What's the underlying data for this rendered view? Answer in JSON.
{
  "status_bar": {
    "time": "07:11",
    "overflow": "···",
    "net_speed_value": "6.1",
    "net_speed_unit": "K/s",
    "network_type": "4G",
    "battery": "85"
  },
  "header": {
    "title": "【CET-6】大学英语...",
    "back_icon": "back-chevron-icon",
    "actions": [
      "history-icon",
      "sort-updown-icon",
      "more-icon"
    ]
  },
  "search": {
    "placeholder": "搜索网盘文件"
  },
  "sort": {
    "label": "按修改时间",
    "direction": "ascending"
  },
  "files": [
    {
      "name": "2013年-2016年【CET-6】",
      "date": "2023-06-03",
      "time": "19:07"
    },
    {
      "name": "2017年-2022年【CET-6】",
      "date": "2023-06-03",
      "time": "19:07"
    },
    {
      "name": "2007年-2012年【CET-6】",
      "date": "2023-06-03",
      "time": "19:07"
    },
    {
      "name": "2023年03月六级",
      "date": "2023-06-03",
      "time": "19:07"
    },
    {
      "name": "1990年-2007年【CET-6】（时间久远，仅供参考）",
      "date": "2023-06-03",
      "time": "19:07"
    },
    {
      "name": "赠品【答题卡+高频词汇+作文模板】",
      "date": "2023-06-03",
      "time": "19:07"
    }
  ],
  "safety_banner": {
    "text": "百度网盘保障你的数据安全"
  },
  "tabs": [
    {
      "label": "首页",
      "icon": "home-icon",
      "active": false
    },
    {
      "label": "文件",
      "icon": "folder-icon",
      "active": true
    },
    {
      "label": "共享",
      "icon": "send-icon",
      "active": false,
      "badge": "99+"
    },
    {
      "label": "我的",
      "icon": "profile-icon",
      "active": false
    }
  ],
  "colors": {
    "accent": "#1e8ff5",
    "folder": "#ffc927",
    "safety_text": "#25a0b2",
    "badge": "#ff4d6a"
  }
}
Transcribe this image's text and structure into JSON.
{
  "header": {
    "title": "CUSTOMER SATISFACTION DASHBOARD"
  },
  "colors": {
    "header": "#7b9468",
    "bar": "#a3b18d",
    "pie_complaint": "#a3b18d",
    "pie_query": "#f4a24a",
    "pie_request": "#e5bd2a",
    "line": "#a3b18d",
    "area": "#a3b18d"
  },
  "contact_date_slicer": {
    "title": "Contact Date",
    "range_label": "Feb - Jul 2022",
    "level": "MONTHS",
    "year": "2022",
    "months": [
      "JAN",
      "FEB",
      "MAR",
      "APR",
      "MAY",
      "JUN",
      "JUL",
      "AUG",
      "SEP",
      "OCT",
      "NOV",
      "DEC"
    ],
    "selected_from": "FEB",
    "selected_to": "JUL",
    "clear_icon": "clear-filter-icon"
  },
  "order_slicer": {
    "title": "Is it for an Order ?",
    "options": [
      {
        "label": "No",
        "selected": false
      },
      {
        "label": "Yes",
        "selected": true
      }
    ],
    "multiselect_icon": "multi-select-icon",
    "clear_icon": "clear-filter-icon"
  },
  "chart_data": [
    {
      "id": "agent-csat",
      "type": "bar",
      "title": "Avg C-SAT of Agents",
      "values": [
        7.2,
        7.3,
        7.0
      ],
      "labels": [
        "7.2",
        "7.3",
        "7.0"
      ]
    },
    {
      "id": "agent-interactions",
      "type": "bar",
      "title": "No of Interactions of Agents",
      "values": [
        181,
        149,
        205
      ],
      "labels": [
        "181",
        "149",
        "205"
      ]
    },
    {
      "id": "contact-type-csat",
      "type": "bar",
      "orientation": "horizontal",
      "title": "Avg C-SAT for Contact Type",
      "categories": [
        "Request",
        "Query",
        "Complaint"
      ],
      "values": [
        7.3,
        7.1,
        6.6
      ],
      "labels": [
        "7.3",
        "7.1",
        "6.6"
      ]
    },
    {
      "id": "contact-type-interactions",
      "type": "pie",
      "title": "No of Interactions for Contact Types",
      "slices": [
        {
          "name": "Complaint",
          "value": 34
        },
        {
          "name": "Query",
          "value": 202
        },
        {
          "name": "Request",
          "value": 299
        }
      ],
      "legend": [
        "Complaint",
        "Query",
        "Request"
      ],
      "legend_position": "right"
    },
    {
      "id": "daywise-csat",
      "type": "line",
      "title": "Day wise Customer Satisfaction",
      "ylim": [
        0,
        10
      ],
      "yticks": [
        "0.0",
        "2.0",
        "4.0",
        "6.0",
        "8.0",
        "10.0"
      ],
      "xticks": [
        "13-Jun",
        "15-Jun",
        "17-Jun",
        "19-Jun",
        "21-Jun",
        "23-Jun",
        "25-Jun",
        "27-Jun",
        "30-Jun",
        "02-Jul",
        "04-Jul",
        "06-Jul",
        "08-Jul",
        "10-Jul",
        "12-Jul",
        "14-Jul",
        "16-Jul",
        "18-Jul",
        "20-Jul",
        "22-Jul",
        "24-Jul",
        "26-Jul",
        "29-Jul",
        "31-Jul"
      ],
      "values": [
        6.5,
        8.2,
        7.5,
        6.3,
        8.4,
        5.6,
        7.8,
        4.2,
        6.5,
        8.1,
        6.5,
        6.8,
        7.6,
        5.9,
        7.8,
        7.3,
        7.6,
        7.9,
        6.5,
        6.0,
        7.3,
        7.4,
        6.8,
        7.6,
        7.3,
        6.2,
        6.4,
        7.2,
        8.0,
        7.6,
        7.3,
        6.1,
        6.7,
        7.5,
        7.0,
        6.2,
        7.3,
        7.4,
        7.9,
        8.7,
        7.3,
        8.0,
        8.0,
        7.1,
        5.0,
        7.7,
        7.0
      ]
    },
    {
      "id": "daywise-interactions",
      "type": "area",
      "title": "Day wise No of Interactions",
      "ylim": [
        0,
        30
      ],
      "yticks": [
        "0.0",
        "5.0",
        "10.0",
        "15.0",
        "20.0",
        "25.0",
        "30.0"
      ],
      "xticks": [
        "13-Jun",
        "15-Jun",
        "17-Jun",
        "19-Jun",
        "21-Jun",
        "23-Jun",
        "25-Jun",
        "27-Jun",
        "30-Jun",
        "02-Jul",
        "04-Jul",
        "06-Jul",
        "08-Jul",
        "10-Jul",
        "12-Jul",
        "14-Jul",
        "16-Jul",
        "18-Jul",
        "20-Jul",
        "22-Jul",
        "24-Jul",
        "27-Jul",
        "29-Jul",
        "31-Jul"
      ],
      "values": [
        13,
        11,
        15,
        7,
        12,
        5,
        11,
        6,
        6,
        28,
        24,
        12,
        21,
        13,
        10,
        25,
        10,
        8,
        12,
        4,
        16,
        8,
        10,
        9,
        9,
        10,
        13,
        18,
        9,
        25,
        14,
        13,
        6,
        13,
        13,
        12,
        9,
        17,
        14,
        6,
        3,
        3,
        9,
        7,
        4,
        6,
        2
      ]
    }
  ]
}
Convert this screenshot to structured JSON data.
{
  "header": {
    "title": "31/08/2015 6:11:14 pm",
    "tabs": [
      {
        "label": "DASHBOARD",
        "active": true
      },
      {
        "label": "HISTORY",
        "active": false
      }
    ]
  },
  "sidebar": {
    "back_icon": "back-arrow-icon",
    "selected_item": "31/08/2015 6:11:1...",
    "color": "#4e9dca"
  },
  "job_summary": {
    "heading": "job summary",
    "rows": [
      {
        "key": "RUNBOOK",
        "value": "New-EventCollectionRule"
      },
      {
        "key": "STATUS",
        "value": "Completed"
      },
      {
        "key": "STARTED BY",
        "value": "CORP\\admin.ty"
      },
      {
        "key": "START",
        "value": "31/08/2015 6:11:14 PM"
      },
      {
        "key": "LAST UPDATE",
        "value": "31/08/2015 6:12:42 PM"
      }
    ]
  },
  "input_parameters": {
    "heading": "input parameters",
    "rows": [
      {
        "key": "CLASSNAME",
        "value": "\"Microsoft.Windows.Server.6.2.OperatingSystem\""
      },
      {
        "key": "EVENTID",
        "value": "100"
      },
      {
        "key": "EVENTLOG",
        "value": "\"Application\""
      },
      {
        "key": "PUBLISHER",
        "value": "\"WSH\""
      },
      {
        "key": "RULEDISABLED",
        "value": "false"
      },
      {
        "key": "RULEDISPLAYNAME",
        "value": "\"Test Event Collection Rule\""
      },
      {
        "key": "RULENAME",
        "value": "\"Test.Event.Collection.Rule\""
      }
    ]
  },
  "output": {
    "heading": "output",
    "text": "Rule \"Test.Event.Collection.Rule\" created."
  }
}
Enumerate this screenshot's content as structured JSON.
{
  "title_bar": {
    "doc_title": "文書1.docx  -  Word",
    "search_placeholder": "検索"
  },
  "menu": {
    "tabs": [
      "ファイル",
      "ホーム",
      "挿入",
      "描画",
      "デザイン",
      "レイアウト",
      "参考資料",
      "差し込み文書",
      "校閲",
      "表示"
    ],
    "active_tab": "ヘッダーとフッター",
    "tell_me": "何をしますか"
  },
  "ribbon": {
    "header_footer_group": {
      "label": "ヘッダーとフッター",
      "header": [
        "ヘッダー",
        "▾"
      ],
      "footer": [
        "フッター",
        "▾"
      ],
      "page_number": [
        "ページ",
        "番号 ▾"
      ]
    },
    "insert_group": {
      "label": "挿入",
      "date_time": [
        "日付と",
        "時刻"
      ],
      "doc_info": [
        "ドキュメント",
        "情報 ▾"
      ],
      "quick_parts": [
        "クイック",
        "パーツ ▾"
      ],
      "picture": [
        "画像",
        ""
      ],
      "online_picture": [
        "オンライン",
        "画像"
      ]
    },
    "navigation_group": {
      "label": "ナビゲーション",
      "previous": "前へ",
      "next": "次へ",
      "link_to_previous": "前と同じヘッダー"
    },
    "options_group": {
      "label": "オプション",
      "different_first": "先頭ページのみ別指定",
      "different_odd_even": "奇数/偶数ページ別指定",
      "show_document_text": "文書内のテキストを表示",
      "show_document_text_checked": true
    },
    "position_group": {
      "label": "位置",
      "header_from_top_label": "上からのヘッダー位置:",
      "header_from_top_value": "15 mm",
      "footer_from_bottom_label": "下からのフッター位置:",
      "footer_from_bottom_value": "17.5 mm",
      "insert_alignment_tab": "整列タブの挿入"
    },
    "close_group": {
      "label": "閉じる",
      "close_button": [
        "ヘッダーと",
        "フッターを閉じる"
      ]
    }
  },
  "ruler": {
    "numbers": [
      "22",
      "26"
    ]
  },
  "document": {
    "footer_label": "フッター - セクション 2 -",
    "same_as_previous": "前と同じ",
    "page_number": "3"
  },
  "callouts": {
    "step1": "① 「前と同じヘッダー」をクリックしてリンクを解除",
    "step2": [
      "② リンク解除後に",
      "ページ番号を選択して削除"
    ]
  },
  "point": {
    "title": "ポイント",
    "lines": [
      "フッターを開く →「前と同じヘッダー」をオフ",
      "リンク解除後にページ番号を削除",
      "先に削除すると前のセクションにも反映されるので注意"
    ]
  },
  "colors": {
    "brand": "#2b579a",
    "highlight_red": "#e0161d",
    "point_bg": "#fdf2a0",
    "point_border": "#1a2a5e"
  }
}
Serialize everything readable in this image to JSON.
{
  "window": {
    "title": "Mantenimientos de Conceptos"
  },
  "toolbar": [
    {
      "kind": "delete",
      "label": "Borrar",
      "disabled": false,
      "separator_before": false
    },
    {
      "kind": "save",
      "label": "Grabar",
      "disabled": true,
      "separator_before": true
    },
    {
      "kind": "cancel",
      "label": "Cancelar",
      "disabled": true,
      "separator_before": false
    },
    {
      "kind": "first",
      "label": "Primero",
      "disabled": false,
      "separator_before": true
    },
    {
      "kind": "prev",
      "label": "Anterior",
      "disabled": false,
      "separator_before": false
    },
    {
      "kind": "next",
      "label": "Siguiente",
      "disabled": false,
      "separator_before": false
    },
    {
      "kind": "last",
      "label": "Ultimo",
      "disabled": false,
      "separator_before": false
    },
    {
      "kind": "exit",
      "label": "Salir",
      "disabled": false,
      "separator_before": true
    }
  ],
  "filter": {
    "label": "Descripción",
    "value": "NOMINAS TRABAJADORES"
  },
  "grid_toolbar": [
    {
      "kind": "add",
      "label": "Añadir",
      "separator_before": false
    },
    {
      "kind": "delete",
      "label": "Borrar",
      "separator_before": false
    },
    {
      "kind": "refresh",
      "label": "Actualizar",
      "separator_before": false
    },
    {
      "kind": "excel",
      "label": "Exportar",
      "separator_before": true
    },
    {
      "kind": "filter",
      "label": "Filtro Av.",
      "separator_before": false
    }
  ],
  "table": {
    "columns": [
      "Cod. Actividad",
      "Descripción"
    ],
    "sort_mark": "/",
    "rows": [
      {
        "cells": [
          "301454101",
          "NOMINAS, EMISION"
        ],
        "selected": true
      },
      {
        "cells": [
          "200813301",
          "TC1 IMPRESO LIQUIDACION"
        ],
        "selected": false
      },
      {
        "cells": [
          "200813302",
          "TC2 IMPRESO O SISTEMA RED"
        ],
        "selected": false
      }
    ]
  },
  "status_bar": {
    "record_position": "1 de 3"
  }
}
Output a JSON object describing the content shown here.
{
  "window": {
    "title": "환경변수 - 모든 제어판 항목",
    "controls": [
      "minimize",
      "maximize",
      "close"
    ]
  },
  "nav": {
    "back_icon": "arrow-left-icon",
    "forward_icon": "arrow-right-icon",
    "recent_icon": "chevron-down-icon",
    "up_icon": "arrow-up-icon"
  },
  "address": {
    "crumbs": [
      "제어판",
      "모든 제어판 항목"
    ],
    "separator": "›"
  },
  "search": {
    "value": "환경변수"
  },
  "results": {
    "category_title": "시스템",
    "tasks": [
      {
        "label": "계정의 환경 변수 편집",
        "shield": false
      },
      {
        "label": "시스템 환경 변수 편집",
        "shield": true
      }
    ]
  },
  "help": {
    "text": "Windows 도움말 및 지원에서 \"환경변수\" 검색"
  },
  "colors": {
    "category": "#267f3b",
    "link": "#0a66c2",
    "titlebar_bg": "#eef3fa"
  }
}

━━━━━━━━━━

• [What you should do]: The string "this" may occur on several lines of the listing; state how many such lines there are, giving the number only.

• [Expected output]: 5